US6646284B2 (en) Light emitting device and method of manufacturing the same
US6566156B1 (en) Patterning of thin films for the fabrication of organic multi-color displays
US7291970B2 (en) Light-emitting apparatus with improved bank structure
US7230271B2 (en) Light emitting device comprising film having hygroscopic property and transparency and manufacturing method thereof
US20040157167A1 (en) Manufacturing method of organic electroluminescent device, organic electroluminescent device, and electronic apparatus
US20040144975A1 (en) Composition, organic conductive layer including composition, method for manufacturing organic conductive layers, organic El element including organic conductive layer, method for manufacturing organic El elements, semiconductor element including organic conductive layer, method for manufacturing semiconductor elements, electronic device, and electronic apparatus
Sugimoto et al. Flexible OLED displays using plastic substrates
US6864638B2 (en) Organic light-emitting display device
US20030184217A1 (en) Light emitting device and method of manufacturing the same
Howard Better displays with organic films
US20130187132A1 (en) Display and method of manufacturing the same, unit, transfer printing method, organic electroluminescence unit and method of manufacturing the same, and electronic apparatus
EP0954205A2 (en) Organic eletroluminescent device and method for producing it
US20020030443A1 (en) Light emitting device, method of manufacturing the same, and thin film forming apparatus
US20030020088A1 (en) Light-emitting device and manufacturing method thereof
US6844672B2 (en) Light emitting device and method of manufacturing the same
US20060175961A1 (en) Enhancement of light extraction with cavity and surface modification
US20060264143A1 (en) Fabricating method of an organic electroluminescent device having solar cells
WO2004058911A2 (en) Organic electroluminescent element
JP2004103337A (en) Light-emitting device and its manufacturing method
JP2001318628A (en) Light emitting device and electric apparatus
US7199521B2 (en) Electroluminescence device
US20020180372A1 (en) Luminescent device and process of manufacturing the same
US20050179368A1 (en) Organic electroluminescent device and fabrication method thereof
US20060046096A1 (en) Light emitting element and light emitting device using the same

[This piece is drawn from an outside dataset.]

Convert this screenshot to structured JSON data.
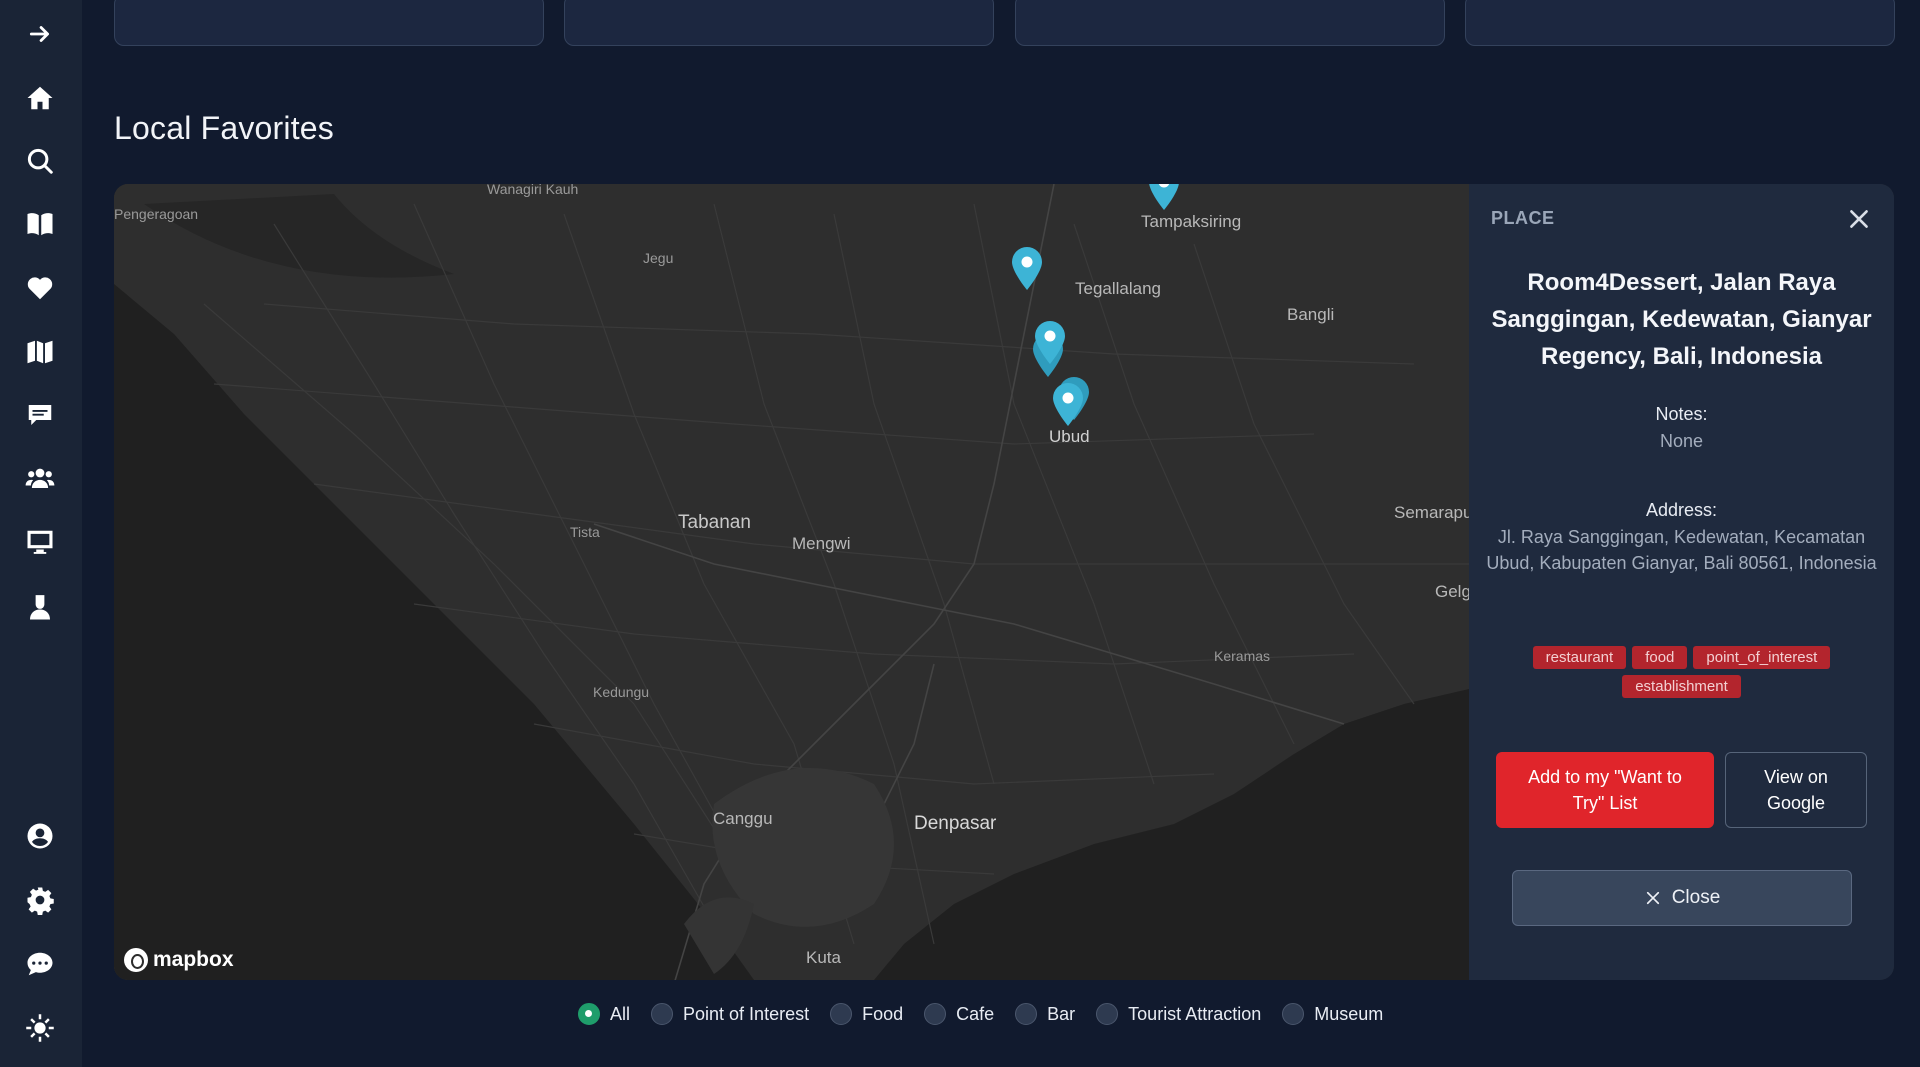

Legal Events

Date Code Title Description
FPAY Fee payment

Year of fee payment: 4

FPAY Fee payment

Year of fee payment: 8

MAFP

Free format text: PAYMENT OF MAINTENANCE FEE, 12TH YEAR, LARGE ENTITY (ORIGINAL EVENT CODE: M1553)

Year of fee payment: 12